(Records excerpted from a collection)
───

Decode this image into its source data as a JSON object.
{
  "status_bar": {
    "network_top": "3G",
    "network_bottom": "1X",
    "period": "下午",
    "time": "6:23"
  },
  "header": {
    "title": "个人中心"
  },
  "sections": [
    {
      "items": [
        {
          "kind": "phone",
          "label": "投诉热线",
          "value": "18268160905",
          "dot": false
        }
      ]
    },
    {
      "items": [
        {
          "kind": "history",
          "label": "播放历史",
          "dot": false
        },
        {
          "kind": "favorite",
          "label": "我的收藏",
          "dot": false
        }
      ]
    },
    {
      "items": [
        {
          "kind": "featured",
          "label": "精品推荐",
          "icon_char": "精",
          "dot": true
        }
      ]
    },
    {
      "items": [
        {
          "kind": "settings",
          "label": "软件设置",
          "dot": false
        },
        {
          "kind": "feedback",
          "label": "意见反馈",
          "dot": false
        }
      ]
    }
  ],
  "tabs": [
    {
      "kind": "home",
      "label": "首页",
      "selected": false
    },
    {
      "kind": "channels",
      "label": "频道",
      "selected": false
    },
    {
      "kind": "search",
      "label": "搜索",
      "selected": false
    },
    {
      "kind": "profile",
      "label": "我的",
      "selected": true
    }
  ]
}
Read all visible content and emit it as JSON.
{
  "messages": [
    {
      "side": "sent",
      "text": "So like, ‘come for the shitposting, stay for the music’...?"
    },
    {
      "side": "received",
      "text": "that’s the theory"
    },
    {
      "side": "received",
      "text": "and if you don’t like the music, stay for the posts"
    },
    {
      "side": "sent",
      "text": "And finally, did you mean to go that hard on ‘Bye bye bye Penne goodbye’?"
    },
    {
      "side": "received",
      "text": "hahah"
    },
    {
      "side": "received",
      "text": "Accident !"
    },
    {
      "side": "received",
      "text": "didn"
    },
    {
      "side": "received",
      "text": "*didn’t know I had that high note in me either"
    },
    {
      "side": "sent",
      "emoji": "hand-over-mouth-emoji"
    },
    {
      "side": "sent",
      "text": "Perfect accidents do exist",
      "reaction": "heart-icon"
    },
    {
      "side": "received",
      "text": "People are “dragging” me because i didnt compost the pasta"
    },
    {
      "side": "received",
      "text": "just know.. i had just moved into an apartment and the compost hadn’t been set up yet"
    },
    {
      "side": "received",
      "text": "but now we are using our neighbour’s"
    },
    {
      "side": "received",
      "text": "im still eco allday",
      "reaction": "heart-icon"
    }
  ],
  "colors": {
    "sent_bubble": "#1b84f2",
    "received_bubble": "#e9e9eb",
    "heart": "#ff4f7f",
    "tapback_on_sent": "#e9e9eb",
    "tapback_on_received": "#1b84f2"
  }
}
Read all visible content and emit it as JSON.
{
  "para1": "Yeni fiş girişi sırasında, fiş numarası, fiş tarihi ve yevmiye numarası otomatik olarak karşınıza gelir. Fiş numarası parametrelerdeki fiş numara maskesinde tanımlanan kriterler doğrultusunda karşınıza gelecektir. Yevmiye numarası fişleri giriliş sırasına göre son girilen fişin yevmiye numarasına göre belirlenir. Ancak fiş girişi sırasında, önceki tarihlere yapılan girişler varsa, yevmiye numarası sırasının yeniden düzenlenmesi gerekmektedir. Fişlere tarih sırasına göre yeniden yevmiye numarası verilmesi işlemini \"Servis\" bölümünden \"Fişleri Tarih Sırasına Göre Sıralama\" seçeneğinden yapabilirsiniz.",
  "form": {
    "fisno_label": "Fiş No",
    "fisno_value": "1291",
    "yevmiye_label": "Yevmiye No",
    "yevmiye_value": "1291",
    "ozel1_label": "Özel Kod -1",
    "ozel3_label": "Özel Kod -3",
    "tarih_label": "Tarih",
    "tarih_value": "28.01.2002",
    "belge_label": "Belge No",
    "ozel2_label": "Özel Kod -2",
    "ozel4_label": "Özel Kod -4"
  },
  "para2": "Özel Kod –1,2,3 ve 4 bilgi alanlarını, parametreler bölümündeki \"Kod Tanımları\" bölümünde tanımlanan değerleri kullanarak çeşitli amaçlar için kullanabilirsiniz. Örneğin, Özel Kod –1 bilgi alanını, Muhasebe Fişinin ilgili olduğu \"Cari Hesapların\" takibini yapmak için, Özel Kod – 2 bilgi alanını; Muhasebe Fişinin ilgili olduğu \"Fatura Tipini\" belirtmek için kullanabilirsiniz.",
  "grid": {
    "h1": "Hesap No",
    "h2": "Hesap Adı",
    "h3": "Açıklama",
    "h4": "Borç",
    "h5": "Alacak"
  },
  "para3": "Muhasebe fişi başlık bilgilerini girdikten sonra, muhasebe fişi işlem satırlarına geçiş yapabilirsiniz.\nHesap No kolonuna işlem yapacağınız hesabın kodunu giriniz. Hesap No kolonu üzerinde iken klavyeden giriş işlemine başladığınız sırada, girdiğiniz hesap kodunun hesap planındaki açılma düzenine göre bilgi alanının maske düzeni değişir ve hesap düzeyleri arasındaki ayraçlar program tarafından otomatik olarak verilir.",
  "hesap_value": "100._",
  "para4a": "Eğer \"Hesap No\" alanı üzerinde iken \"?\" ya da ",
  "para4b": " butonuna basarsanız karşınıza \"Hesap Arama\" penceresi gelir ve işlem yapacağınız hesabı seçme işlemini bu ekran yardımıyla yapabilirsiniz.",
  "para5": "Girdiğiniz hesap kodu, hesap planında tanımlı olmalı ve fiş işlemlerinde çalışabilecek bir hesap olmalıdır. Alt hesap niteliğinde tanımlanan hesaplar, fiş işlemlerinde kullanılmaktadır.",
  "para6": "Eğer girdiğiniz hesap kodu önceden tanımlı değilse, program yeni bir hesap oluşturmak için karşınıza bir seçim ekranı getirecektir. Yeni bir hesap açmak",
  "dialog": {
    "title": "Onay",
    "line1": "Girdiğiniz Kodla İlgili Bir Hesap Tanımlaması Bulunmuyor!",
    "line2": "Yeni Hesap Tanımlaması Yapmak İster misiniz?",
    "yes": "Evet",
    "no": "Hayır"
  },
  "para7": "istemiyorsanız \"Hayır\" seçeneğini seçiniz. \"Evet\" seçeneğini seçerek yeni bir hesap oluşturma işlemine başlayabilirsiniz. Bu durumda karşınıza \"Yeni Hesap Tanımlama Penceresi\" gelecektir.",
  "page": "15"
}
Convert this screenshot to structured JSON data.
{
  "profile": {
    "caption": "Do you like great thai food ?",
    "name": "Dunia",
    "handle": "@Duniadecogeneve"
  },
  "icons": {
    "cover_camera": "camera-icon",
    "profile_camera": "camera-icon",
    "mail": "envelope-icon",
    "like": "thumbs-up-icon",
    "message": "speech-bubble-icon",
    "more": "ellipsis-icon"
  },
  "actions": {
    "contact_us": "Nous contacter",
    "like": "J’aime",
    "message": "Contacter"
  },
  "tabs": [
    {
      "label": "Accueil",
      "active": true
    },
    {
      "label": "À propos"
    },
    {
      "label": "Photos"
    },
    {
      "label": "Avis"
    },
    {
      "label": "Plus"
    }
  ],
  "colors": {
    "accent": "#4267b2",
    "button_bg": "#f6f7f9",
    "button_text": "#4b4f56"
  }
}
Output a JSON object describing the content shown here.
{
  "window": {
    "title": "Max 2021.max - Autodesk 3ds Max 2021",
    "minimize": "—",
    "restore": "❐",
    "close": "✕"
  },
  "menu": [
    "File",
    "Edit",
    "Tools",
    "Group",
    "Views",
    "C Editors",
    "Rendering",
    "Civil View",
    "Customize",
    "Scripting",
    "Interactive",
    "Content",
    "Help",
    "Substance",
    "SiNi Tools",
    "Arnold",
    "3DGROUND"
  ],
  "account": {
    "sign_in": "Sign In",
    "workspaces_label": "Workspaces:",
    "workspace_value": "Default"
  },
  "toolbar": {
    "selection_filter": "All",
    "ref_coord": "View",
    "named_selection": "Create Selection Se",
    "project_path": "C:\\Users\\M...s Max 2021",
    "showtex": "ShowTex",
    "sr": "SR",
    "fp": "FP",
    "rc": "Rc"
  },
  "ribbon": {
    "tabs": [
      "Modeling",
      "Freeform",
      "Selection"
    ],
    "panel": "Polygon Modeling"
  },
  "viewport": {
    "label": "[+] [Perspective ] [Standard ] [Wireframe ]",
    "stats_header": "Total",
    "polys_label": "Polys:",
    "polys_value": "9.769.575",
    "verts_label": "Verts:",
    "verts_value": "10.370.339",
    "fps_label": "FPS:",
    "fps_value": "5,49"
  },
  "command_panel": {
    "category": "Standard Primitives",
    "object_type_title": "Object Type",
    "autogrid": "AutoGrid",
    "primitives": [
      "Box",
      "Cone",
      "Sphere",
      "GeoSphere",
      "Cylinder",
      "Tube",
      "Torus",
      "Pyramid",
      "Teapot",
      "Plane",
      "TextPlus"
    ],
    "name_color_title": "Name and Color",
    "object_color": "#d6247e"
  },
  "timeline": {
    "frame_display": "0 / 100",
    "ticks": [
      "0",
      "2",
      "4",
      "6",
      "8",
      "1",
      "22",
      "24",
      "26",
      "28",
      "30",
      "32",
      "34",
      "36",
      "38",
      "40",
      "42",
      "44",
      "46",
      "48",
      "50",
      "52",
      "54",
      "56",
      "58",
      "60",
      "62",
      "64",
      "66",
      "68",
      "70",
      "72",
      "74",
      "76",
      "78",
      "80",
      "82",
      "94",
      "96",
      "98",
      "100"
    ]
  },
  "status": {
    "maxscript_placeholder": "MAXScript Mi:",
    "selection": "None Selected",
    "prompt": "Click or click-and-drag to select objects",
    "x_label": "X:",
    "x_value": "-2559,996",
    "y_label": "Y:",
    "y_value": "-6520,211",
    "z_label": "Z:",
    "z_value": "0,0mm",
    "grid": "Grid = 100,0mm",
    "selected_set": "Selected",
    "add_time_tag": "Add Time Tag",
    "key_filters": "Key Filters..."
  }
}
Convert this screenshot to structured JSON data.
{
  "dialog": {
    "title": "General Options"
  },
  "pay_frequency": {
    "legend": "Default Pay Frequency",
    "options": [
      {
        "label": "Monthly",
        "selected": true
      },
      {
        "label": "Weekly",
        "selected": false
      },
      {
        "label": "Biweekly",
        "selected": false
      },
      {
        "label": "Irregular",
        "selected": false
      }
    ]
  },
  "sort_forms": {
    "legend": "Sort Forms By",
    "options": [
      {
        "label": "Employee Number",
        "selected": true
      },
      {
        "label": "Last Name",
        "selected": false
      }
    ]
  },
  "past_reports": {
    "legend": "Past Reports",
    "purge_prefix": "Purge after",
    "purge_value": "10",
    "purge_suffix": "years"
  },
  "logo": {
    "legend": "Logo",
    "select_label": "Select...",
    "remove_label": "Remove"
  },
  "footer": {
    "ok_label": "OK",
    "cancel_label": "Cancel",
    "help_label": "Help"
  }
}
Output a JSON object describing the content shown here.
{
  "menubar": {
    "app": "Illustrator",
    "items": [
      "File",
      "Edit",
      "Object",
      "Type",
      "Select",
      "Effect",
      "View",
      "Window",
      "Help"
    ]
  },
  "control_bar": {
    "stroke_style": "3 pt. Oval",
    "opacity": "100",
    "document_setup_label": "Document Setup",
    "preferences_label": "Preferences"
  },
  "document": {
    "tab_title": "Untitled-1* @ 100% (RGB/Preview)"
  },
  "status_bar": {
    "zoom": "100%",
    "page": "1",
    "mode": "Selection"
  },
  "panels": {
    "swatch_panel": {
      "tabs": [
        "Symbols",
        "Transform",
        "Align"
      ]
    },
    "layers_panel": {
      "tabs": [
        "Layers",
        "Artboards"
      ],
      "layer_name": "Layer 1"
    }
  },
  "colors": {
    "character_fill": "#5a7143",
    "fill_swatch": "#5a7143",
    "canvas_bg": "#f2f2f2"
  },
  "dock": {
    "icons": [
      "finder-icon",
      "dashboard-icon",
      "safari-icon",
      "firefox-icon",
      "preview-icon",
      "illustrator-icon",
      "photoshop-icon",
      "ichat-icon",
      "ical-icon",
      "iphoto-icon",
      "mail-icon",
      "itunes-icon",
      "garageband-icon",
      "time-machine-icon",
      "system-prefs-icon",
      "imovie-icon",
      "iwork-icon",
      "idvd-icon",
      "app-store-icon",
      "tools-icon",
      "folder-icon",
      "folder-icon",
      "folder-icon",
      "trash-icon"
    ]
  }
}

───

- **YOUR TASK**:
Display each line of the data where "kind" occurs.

- **RESULT OF THIS EXERCISE**:
          "kind": "phone",
          "kind": "history",
          "kind": "favorite",
          "kind": "featured",
          "kind": "settings",
          "kind": "feedback",
      "kind": "home",
      "kind": "channels",
      "kind": "search",
      "kind": "profile",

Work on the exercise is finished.